By Stephen Tait, Freelance Writer
In April, the Mears Group, Inc. completed a design-build project in Jacksonville, FL to allow a regional energy producer to expand its natural gas pipeline to serve new facilities.
To complete the project, Mears drilled a 7,400-foot pilot hole at a depth of 130 feet beneath the St. John’s River bottom to install a 16-inch steel pipe. Though just 1.4 miles of the 50 mile pipeline that ends at the Jacksonville Electric Authority’s (JEA) Greenland Energy Center, the section under the St. John’s River proved the most daunting during the planning stage. “To go from one side of the river to the other proved to be the biggest obstacle,” said Mark Haney, director of engineering for TECO Peoples Gas, the company that owns the pipeline.
Haney said HDD was virtually the only option to install the pipeline through that area. “Other than HDD, there were no good options.”
But project officials said the timing of the project was also a major issue.
Haney said that the pipeline providing service to the power plant needed to be operational by Jan. 1, 2011. That means JEA was dependent on the pipeline being in place in time to move forward on the operation of the power plant. To help ensure a timely project, TECO hired Mears to complete a design-build project.

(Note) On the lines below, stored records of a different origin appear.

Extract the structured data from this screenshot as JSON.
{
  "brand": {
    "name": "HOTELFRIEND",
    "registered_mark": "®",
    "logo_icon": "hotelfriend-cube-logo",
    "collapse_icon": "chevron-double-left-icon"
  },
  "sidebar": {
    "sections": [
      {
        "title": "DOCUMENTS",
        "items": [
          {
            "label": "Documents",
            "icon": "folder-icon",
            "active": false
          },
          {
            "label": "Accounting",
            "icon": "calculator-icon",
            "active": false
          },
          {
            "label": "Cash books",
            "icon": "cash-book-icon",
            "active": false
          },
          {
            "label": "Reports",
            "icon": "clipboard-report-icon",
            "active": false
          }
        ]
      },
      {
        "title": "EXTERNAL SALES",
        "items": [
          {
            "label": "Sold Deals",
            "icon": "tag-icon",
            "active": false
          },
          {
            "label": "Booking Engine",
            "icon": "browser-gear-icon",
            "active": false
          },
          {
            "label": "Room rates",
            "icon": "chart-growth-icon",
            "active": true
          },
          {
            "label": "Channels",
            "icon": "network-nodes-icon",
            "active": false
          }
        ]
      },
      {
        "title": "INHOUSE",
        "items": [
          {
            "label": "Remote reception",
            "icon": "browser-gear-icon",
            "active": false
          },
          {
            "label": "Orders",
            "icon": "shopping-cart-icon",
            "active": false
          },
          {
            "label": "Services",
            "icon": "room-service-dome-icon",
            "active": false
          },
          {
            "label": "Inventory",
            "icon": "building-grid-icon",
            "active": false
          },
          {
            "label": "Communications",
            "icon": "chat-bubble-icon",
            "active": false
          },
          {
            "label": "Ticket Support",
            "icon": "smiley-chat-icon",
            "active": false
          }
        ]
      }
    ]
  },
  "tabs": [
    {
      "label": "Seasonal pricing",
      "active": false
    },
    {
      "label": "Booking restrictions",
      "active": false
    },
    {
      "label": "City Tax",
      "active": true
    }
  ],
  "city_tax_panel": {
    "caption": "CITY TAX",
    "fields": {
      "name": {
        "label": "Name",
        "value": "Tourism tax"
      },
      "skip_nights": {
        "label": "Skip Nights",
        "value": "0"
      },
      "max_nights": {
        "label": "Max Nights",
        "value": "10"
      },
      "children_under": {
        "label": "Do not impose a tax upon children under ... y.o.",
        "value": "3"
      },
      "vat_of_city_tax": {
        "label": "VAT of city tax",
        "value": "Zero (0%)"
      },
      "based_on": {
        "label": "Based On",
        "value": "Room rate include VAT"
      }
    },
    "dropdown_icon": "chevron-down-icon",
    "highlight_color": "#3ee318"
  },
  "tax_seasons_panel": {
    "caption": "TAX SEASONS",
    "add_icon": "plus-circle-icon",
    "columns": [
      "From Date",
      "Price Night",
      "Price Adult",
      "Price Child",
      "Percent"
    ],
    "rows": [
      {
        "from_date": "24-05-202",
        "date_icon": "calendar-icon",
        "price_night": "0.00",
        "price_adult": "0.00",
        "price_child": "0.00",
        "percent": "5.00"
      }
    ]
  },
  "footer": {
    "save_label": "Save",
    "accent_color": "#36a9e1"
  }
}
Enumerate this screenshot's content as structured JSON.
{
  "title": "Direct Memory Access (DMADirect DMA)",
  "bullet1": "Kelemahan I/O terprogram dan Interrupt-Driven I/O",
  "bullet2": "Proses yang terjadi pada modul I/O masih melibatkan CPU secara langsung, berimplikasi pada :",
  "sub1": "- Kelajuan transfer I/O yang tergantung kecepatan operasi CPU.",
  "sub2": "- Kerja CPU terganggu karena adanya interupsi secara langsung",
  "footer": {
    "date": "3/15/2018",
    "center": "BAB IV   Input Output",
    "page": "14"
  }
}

“If it is not built on time you literally have a billion dollar power plant with no fuel,” said John Fluharty, project manager for J.R. Giese Operations, Mears’ sub-consultant that handled engineering duties for the project.
Fluharty says design-build allowed Mears to drill a pilot hole months in advance to pulling the product pipe into the bore to ensure the project was feasible.
“TECO wanted to know early enough in the process that the project was feasible in the event they needed to go in another direction,” Fluharty said. “TECO wanted a true partnership put together so they could work out all the issues related to this special feasibility hole we drilled in advance.”
Design-build is relatively new to the HDD industry, according to Fluharty.
Design-build offers a subtle but important difference from the typical procedure for HDD projects. In the typical process, a company such as TECO would hire an engineer to develop plans, procure a construction company to implement those plans and then construct the project — often called design-bid-build. Design-bid-build requires multiple contracts.
With design-build, however, a single company is hired to engineer and build the project, all under a single contract.
Susan Hines of the Design-Build Institute of America says utilizing design-bid-build can create contention between the engineer or designer of a project and the company that constructs the project. She said it creates a disconnect between the two parties which can often turn contentious because of concerns of liability and litigation. For instance, Hines said when the construction company finds changes need to be made to the design during the construction, it takes paper work and dialogue for the changes to be approved and implemented.
“This often slows things down,” Hinds said.
In the end, design-build projects help to improve two important aspects of any project: money and time.
Design-build projects cost at least 6% less than design-bid-build projects and are constructed 12% faster, according to the Design-Build Institute of America. At the same time, the institute reports that design-build projects earned a higher owner satisfaction than other project concepts.
“One of the main advantages of design build is the fact that everyone on the design and construction job is on the same side,” Hines said. “They are all sharing in the risks and the rewards of a job well done.”
She added: “Owners save money and they save time.”
Mears drilled the feasibility pilot hole for the project in November 2009. Product pipe was pulled in April 2010.
Mike Maxwell, Mears’ project superintendent, said the crew drilled from both sides of the St. John’s River and intersected the two holes under the river bed — a waterway lined with stately homes and used mostly for recreational purposes.
A 330,000-pound rig was used for the pilot hole on one side of the river and a 140,000-pound rig was used to drill from the opposite side.
Mears utilized its 500,000-pound rig to perform the reaming and to pull the product pipe through the hole, Maxwell explained. “The crews reamed the bore to 24-inch diameter and then swabbed the hole before pulling in the product pipe. The crew drilled through sandy silt before making it to clay for the drill’s running depth.”
“It was fairly easy going; we were able to use a jetting bit all the way through,” he said.
Maxwell said the length of the drill combined with the unique aspects of the job, made it a satisfying accomplishment.
For information, contact J.R. Giese Operations at (904) 730-7994 or Mears Group, Inc. at (281) 448-2488.
By Stephen Tait, Freelance Writer